What to do
Write out all the entries word for word, but skip any images.

Excerpts from an interface dataset

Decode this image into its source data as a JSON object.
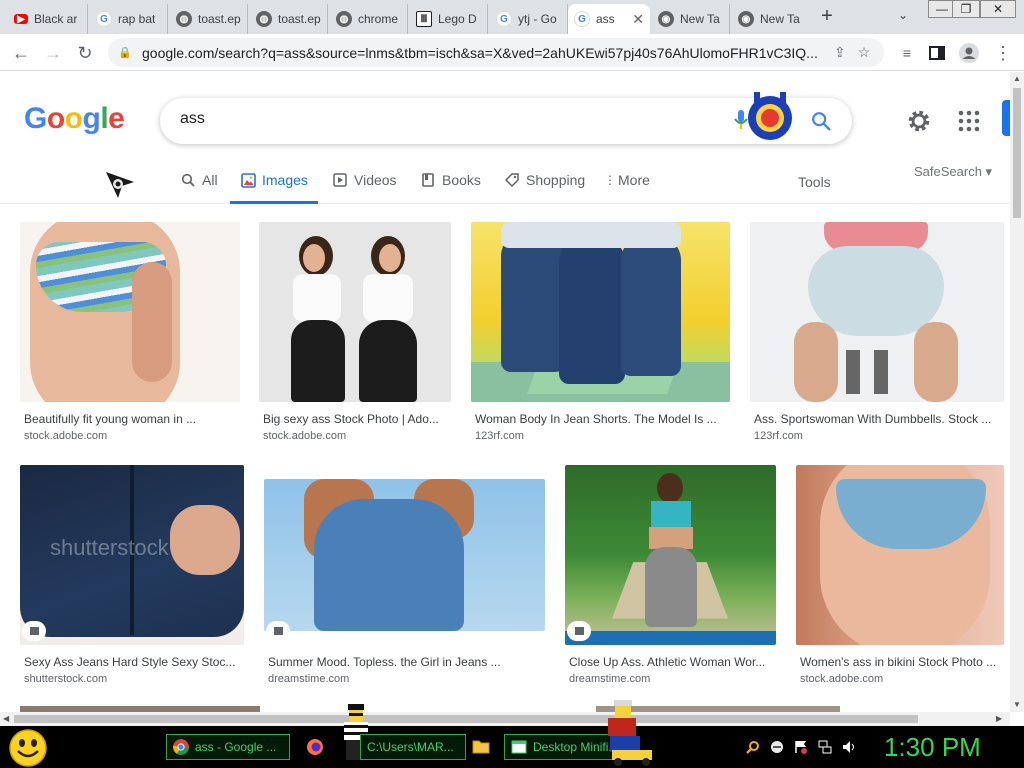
{
  "browser": {
    "tabs": [
      {
        "label": "Black ar",
        "favicon": "youtube-icon",
        "color": "#ff0000"
      },
      {
        "label": "rap bat",
        "favicon": "google-g-icon",
        "color": "#4285f4"
      },
      {
        "label": "toast.ep",
        "favicon": "globe-icon",
        "color": "#5f6368"
      },
      {
        "label": "toast.ep",
        "favicon": "globe-icon",
        "color": "#5f6368"
      },
      {
        "label": "chrome",
        "favicon": "globe-icon",
        "color": "#5f6368"
      },
      {
        "label": "Lego D",
        "favicon": "library-icon",
        "color": "#202124"
      },
      {
        "label": "ytj - Go",
        "favicon": "google-g-icon",
        "color": "#4285f4"
      },
      {
        "label": "ass",
        "favicon": "google-g-icon",
        "color": "#4285f4",
        "active": true
      },
      {
        "label": "New Ta",
        "favicon": "chrome-icon",
        "color": "#5f6368"
      },
      {
        "label": "New Ta",
        "favicon": "chrome-icon",
        "color": "#5f6368"
      }
    ],
    "new_tab": "+",
    "url": "google.com/search?q=ass&source=lnms&tbm=isch&sa=X&ved=2ahUKEwi57pj40s76AhUlomoFHR1vC3IQ...",
    "window_controls": [
      "—",
      "❐",
      "✕"
    ]
  },
  "google": {
    "logo": [
      "G",
      "o",
      "o",
      "g",
      "l",
      "e"
    ],
    "logo_colors": [
      "#4285f4",
      "#ea4335",
      "#fbbc05",
      "#4285f4",
      "#34a853",
      "#ea4335"
    ],
    "query": "ass",
    "nav": [
      {
        "label": "All",
        "icon": "search-icon"
      },
      {
        "label": "Images",
        "icon": "image-icon",
        "active": true
      },
      {
        "label": "Videos",
        "icon": "play-icon"
      },
      {
        "label": "Books",
        "icon": "book-icon"
      },
      {
        "label": "Shopping",
        "icon": "tag-icon"
      },
      {
        "label": "More",
        "icon": "more-vert-icon"
      }
    ],
    "tools": "Tools",
    "safesearch": "SafeSearch ▾",
    "results_row1": [
      {
        "title": "Beautifully fit young woman in ...",
        "source": "stock.adobe.com"
      },
      {
        "title": "Big sexy ass Stock Photo | Ado...",
        "source": "stock.adobe.com"
      },
      {
        "title": "Woman Body In Jean Shorts. The Model Is ...",
        "source": "123rf.com"
      },
      {
        "title": "Ass. Sportswoman With Dumbbells. Stock ...",
        "source": "123rf.com"
      }
    ],
    "results_row2": [
      {
        "title": "Sexy Ass Jeans Hard Style Sexy Stoc...",
        "source": "shutterstock.com"
      },
      {
        "title": "Summer Mood. Topless. the Girl in Jeans ...",
        "source": "dreamstime.com"
      },
      {
        "title": "Close Up Ass. Athletic Woman Wor...",
        "source": "dreamstime.com"
      },
      {
        "title": "Women's ass in bikini Stock Photo ...",
        "source": "stock.adobe.com"
      }
    ]
  },
  "taskbar": {
    "buttons": [
      {
        "label": "ass - Google ...",
        "icon": "chrome-icon"
      },
      {
        "label": "C:\\Users\\MAR...",
        "icon": "folder-icon"
      },
      {
        "label": "Desktop Minifi...",
        "icon": "window-icon"
      }
    ],
    "clock": "1:30 PM"
  }
}
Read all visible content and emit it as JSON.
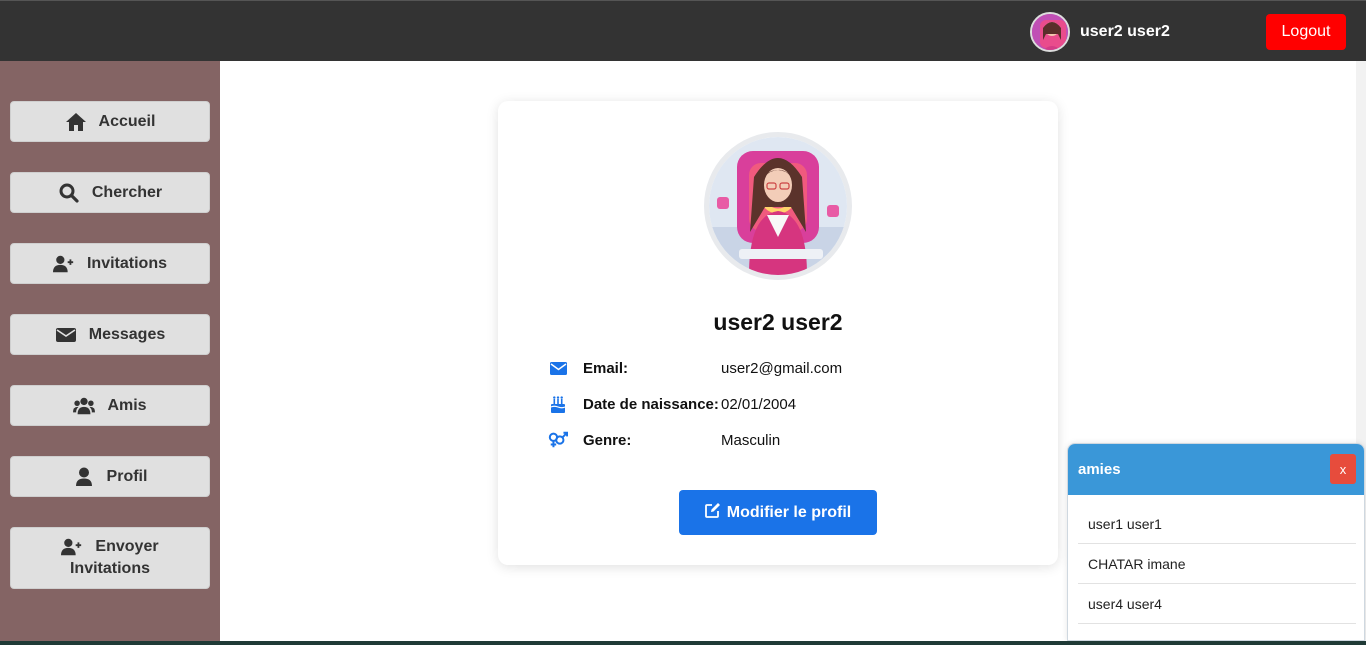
{
  "header": {
    "username": "user2 user2",
    "logout_label": "Logout"
  },
  "sidebar": {
    "items": [
      {
        "label": "Accueil",
        "icon": "home-icon"
      },
      {
        "label": "Chercher",
        "icon": "search-icon"
      },
      {
        "label": "Invitations",
        "icon": "user-plus-icon"
      },
      {
        "label": "Messages",
        "icon": "envelope-icon"
      },
      {
        "label": "Amis",
        "icon": "users-icon"
      },
      {
        "label": "Profil",
        "icon": "user-icon"
      },
      {
        "label_line1": "Envoyer",
        "label_line2": "Invitations",
        "icon": "user-plus-icon"
      }
    ]
  },
  "profile": {
    "name": "user2 user2",
    "fields": [
      {
        "label": "Email:",
        "value": "user2@gmail.com",
        "icon": "envelope-icon"
      },
      {
        "label": "Date de naissance:",
        "value": "02/01/2004",
        "icon": "birthday-cake-icon"
      },
      {
        "label": "Genre:",
        "value": "Masculin",
        "icon": "gender-icon"
      }
    ],
    "edit_label": "Modifier le profil"
  },
  "friends_panel": {
    "title": "amies",
    "close_label": "x",
    "friends": [
      "user1 user1",
      "CHATAR imane",
      "user4 user4"
    ]
  },
  "colors": {
    "topbar": "#333333",
    "sidebar": "#846464",
    "logout": "#ff0000",
    "primary": "#1a73e8",
    "friends_header": "#3a97d8",
    "close": "#e74c3c"
  }
}
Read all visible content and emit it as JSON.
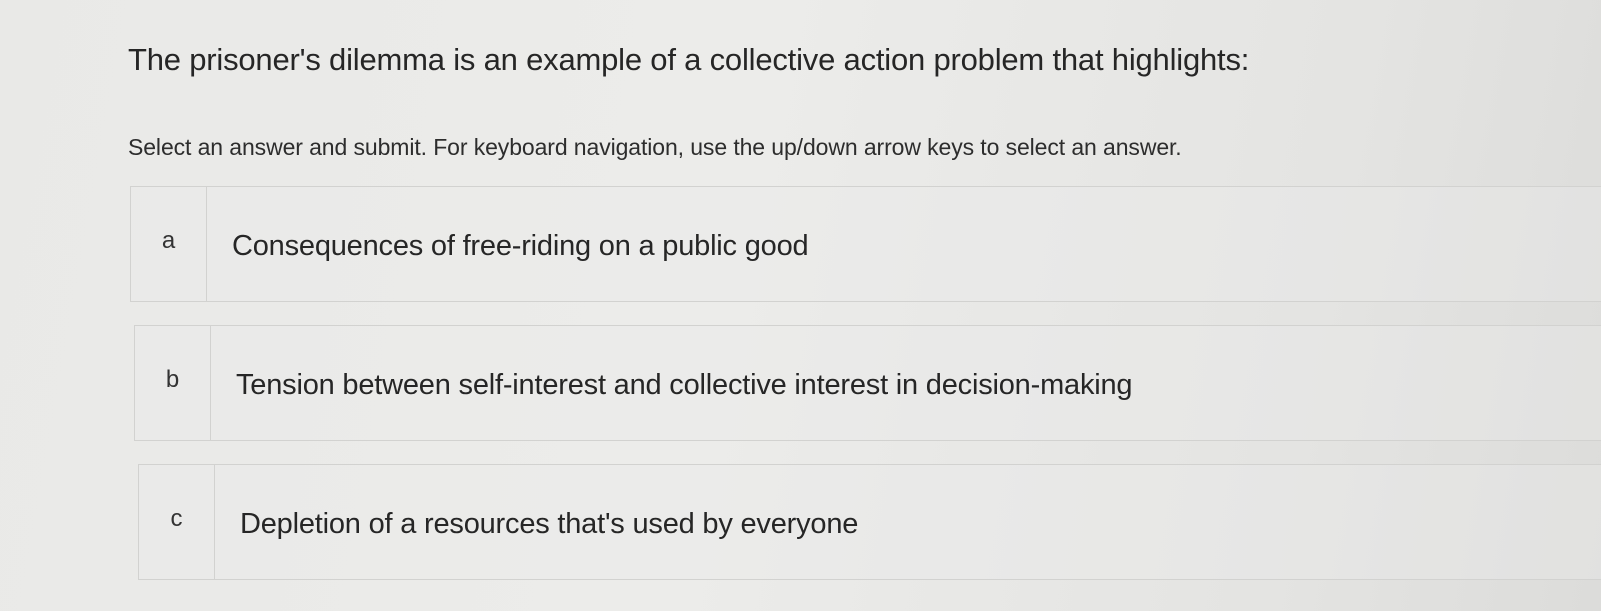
{
  "question": {
    "title": "The prisoner's dilemma is an example of a collective action problem that highlights:",
    "instructions": "Select an answer and submit. For keyboard navigation, use the up/down arrow keys to select an answer."
  },
  "options": [
    {
      "letter": "a",
      "text": "Consequences of free-riding on a public good"
    },
    {
      "letter": "b",
      "text": "Tension between self-interest and collective interest in decision-making"
    },
    {
      "letter": "c",
      "text": "Depletion of a resources that's used by everyone"
    }
  ]
}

Result for this exercise
Decode this image into its source data as a JSON object.
{
  "browser": {
    "tabs": [
      {
        "label": "Black ar",
        "favicon": "youtube-icon",
        "color": "#ff0000"
      },
      {
        "label": "rap bat",
        "favicon": "google-g-icon",
        "color": "#4285f4"
      },
      {
        "label": "toast.ep",
        "favicon": "globe-icon",
        "color": "#5f6368"
      },
      {
        "label": "toast.ep",
        "favicon": "globe-icon",
        "color": "#5f6368"
      },
      {
        "label": "chrome",
        "favicon": "globe-icon",
        "color": "#5f6368"
      },
      {
        "label": "Lego D",
        "favicon": "library-icon",
        "color": "#202124"
      },
      {
        "label": "ytj - Go",
        "favicon": "google-g-icon",
        "color": "#4285f4"
      },
      {
        "label": "ass",
        "favicon": "google-g-icon",
        "color": "#4285f4",
        "active": true
      },
      {
        "label": "New Ta",
        "favicon": "chrome-icon",
        "color": "#5f6368"
      },
      {
        "label": "New Ta",
        "favicon": "chrome-icon",
        "color": "#5f6368"
      }
    ],
    "new_tab": "+",
    "url": "google.com/search?q=ass&source=lnms&tbm=isch&sa=X&ved=2ahUKEwi57pj40s76AhUlomoFHR1vC3IQ...",
    "window_controls": [
      "—",
      "❐",
      "✕"
    ]
  },
  "google": {
    "logo": [
      "G",
      "o",
      "o",
      "g",
      "l",
      "e"
    ],
    "logo_colors": [
      "#4285f4",
      "#ea4335",
      "#fbbc05",
      "#4285f4",
      "#34a853",
      "#ea4335"
    ],
    "query": "ass",
    "nav": [
      {
        "label": "All",
        "icon": "search-icon"
      },
      {
        "label": "Images",
        "icon": "image-icon",
        "active": true
      },
      {
        "label": "Videos",
        "icon": "play-icon"
      },
      {
        "label": "Books",
        "icon": "book-icon"
      },
      {
        "label": "Shopping",
        "icon": "tag-icon"
      },
      {
        "label": "More",
        "icon": "more-vert-icon"
      }
    ],
    "tools": "Tools",
    "safesearch": "SafeSearch ▾",
    "results_row1": [
      {
        "title": "Beautifully fit young woman in ...",
        "source": "stock.adobe.com"
      },
      {
        "title": "Big sexy ass Stock Photo | Ado...",
        "source": "stock.adobe.com"
      },
      {
        "title": "Woman Body In Jean Shorts. The Model Is ...",
        "source": "123rf.com"
      },
      {
        "title": "Ass. Sportswoman With Dumbbells. Stock ...",
        "source": "123rf.com"
      }
    ],
    "results_row2": [
      {
        "title": "Sexy Ass Jeans Hard Style Sexy Stoc...",
        "source": "shutterstock.com"
      },
      {
        "title": "Summer Mood. Topless. the Girl in Jeans ...",
        "source": "dreamstime.com"
      },
      {
        "title": "Close Up Ass. Athletic Woman Wor...",
        "source": "dreamstime.com"
      },
      {
        "title": "Women's ass in bikini Stock Photo ...",
        "source": "stock.adobe.com"
      }
    ]
  },
  "taskbar": {
    "buttons": [
      {
        "label": "ass - Google ...",
        "icon": "chrome-icon"
      },
      {
        "label": "C:\\Users\\MAR...",
        "icon": "folder-icon"
      },
      {
        "label": "Desktop Minifi...",
        "icon": "window-icon"
      }
    ],
    "clock": "1:30 PM"
  }
}
Read all visible content and emit it as JSON.
{
  "header": {
    "username": "user2 user2",
    "logout_label": "Logout"
  },
  "sidebar": {
    "items": [
      {
        "label": "Accueil",
        "icon": "home-icon"
      },
      {
        "label": "Chercher",
        "icon": "search-icon"
      },
      {
        "label": "Invitations",
        "icon": "user-plus-icon"
      },
      {
        "label": "Messages",
        "icon": "envelope-icon"
      },
      {
        "label": "Amis",
        "icon": "users-icon"
      },
      {
        "label": "Profil",
        "icon": "user-icon"
      },
      {
        "label_line1": "Envoyer",
        "label_line2": "Invitations",
        "icon": "user-plus-icon"
      }
    ]
  },
  "profile": {
    "name": "user2 user2",
    "fields": [
      {
        "label": "Email:",
        "value": "user2@gmail.com",
        "icon": "envelope-icon"
      },
      {
        "label": "Date de naissance:",
        "value": "02/01/2004",
        "icon": "birthday-cake-icon"
      },
      {
        "label": "Genre:",
        "value": "Masculin",
        "icon": "gender-icon"
      }
    ],
    "edit_label": "Modifier le profil"
  },
  "friends_panel": {
    "title": "amies",
    "close_label": "x",
    "friends": [
      "user1 user1",
      "CHATAR imane",
      "user4 user4"
    ]
  },
  "colors": {
    "topbar": "#333333",
    "sidebar": "#846464",
    "logout": "#ff0000",
    "primary": "#1a73e8",
    "friends_header": "#3a97d8",
    "close": "#e74c3c"
  }
}
Read all visible content and emit it as JSON.
{
  "question": {
    "title": "The prisoner's dilemma is an example of a collective action problem that highlights:",
    "instructions": "Select an answer and submit. For keyboard navigation, use the up/down arrow keys to select an answer."
  },
  "options": [
    {
      "letter": "a",
      "text": "Consequences of free-riding on a public good"
    },
    {
      "letter": "b",
      "text": "Tension between self-interest and collective interest in decision-making"
    },
    {
      "letter": "c",
      "text": "Depletion of a resources that's used by everyone"
    }
  ]
}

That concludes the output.